By Johnny Jackson
"I push the people and the staff around," said Rita Adams, joking. "(Seriously) I like people, and I enjoy helping people."
Adams is a 28-year veteran customer service representative and supervisor for British Airways. At Hartsfield-Jackson Airport, she is one of 16 other British Airways agents.
The 56-year-old has seen many things in her tenure. She said none were extreme though, priding a moment in her career when she experienced the effects of her good works.
She remembered spending three days trying to find the owner of a camera she thought was her own. She developed photos from the camera realized someone misplaced their camera at the airport. She was able to track the flight the man was on from the identification code on the wing of the plane; she saw the code in the background of one of his photos.
Like thousands of airline gate agents, Adams deals daily with finding and resolving passenger problems. Sometimes she works behind counters near those gates where frantic passengers sometimes camp out to board delayed flights.
She might spend some time dealing with passenger information, assigning seats and checking ticket. She said she spends most of her time answering passenger questions and helping them out with problems they may not even realize they have. She knows, because she listens, she said.
"I don't just answer people's questions," Adams said. "I figure out the questions they don't know to ask me by listening. When I was a small girl, I spent a lot of time with my grandparents. They taught me how to talk to people and how to listen.
"You have two ears and one mouth, and why is that," she said, repeating her grandfather. "My philosophy is treat the passengers like you'd want to be treated."
And she credits her beloved, departed grandmother Suda with a lot of who she is today.
As her grandmother, she loves to garden. She has an extensive flower garden at home too, just about six minutes away from airport, she boasted.
Adams plants gardenias and hydrangeas.
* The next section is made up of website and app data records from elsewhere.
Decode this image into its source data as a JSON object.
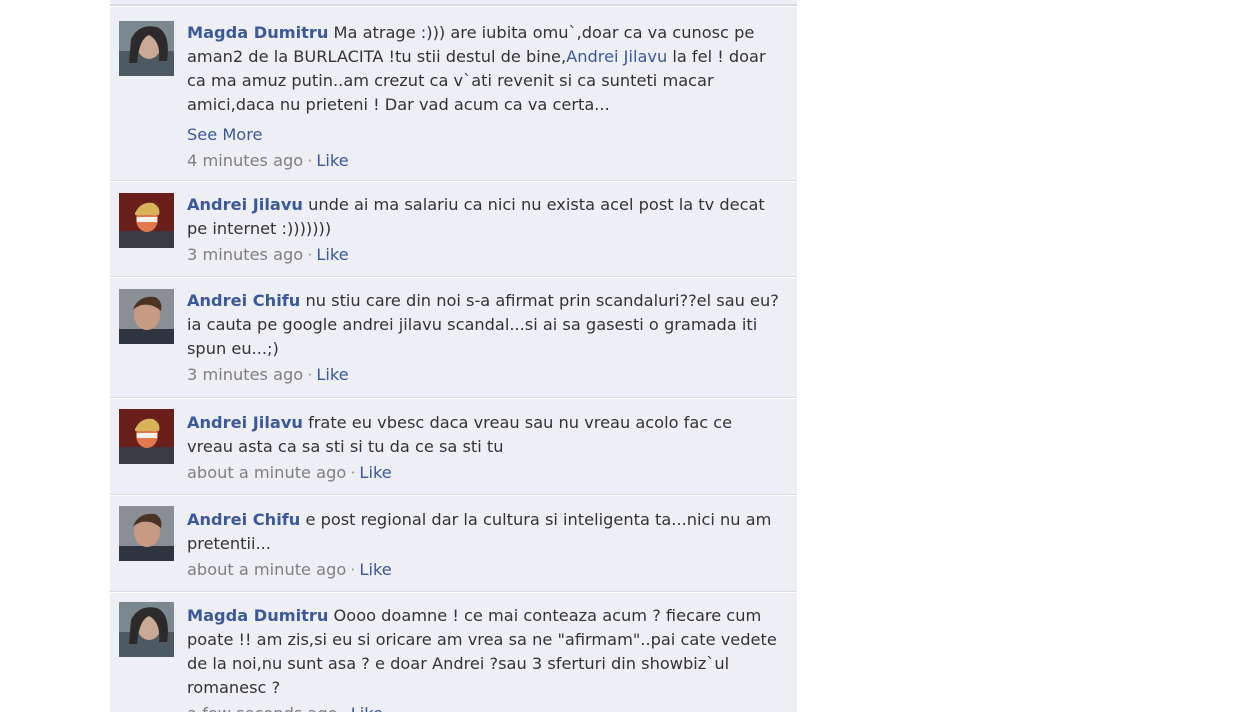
{
  "comments": [
    {
      "author": "Magda Dumitru",
      "avatar_icon": "user-photo-magda-icon",
      "text_parts": [
        "Ma atrage :))) are iubita omu`,doar ca va cunosc pe aman2 de la BURLACITA !tu stii destul de bine,",
        "Andrei Jilavu",
        " la fel ! doar ca ma amuz putin..am crezut ca v`ati revenit si ca sunteti macar amici,daca nu prieteni ! Dar vad acum ca va certa..."
      ],
      "see_more": "See More",
      "time": "4 minutes ago",
      "separator": "·",
      "like": "Like"
    },
    {
      "author": "Andrei Jilavu",
      "avatar_icon": "user-photo-andrei-jilavu-icon",
      "text": "unde ai ma salariu ca nici nu exista acel post la tv decat pe internet :)))))))",
      "time": "3 minutes ago",
      "separator": "·",
      "like": "Like"
    },
    {
      "author": "Andrei Chifu",
      "avatar_icon": "user-photo-andrei-chifu-icon",
      "text": "nu stiu care din noi s-a afirmat prin scandaluri??el sau eu? ia cauta pe google andrei jilavu scandal...si ai sa gasesti o gramada iti spun eu...;)",
      "time": "3 minutes ago",
      "separator": "·",
      "like": "Like"
    },
    {
      "author": "Andrei Jilavu",
      "avatar_icon": "user-photo-andrei-jilavu-icon",
      "text": "frate eu vbesc daca vreau sau nu vreau acolo fac ce vreau asta ca sa sti si tu da ce sa sti tu",
      "time": "about a minute ago",
      "separator": "·",
      "like": "Like"
    },
    {
      "author": "Andrei Chifu",
      "avatar_icon": "user-photo-andrei-chifu-icon",
      "text": "e post regional dar la cultura si inteligenta ta...nici nu am pretentii...",
      "time": "about a minute ago",
      "separator": "·",
      "like": "Like"
    },
    {
      "author": "Magda Dumitru",
      "avatar_icon": "user-photo-magda-icon",
      "text": "Oooo doamne ! ce mai conteaza acum ? fiecare cum poate !! am zis,si eu si oricare am vrea sa ne \"afirmam\"..pai cate vedete de la noi,nu sunt asa ? e doar Andrei ?sau 3 sferturi din showbiz`ul romanesc ?",
      "time": "a few seconds ago",
      "separator": "·",
      "like": "Like"
    }
  ],
  "colors": {
    "link": "#3b5998",
    "text": "#333333",
    "meta": "#7f7f7f",
    "panel_bg": "#edeff4"
  }
}
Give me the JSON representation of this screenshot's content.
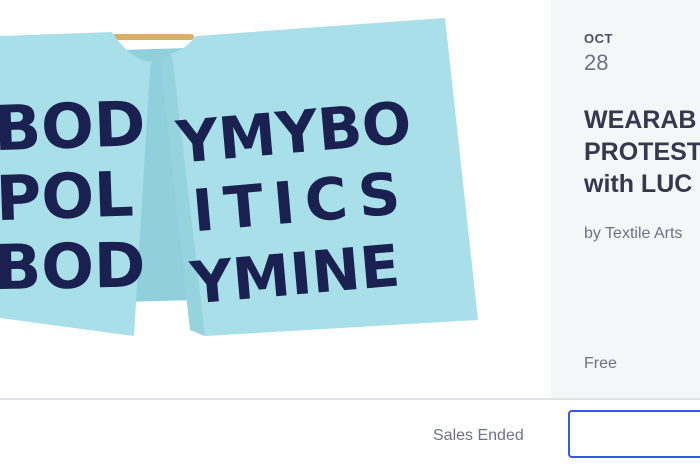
{
  "event": {
    "month": "OCT",
    "day": "28",
    "title_lines": [
      "WEARAB",
      "PROTEST",
      "with LUC"
    ],
    "organizer": "by Textile Arts",
    "price": "Free"
  },
  "hero_image": {
    "felt_lettering": [
      "BOD",
      "POL",
      "BOD",
      "YMYBO",
      "ITICS",
      "YMINE"
    ],
    "colors": {
      "felt": "#a9dfe8",
      "letters": "#1a2050",
      "dowel": "#d8ae68"
    }
  },
  "footer": {
    "sales_status": "Sales Ended",
    "button_label": ""
  },
  "colors": {
    "accent": "#3659e3",
    "panel_bg": "#f5f6f8",
    "title": "#39364f",
    "muted": "#6f7287"
  }
}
Some azaleas are planted, here and there, about her house. She still has the arrowhead philodendron her grandmother gave her years ago. And she has managed to grow several plants from the one.
Year's ago, she went into remission from cancer, something she tells coyly these days.
"That's done and over-with," she said in relief and finality. "I'm cancer free now; so, I'm good."
Adams seems otherwise shy and gentle in a way. She was born and raised in Kentucky. She attended Western Kentucky University, where she actually majored in Library Sciences. But she fell in love with the aviation industry and the people at British Airways.
Adams is entering her third year at Hartsfield-Jackson Airport.
"I enjoy Atlanta," she said. "I like that I come to work everyday, and everyday is different."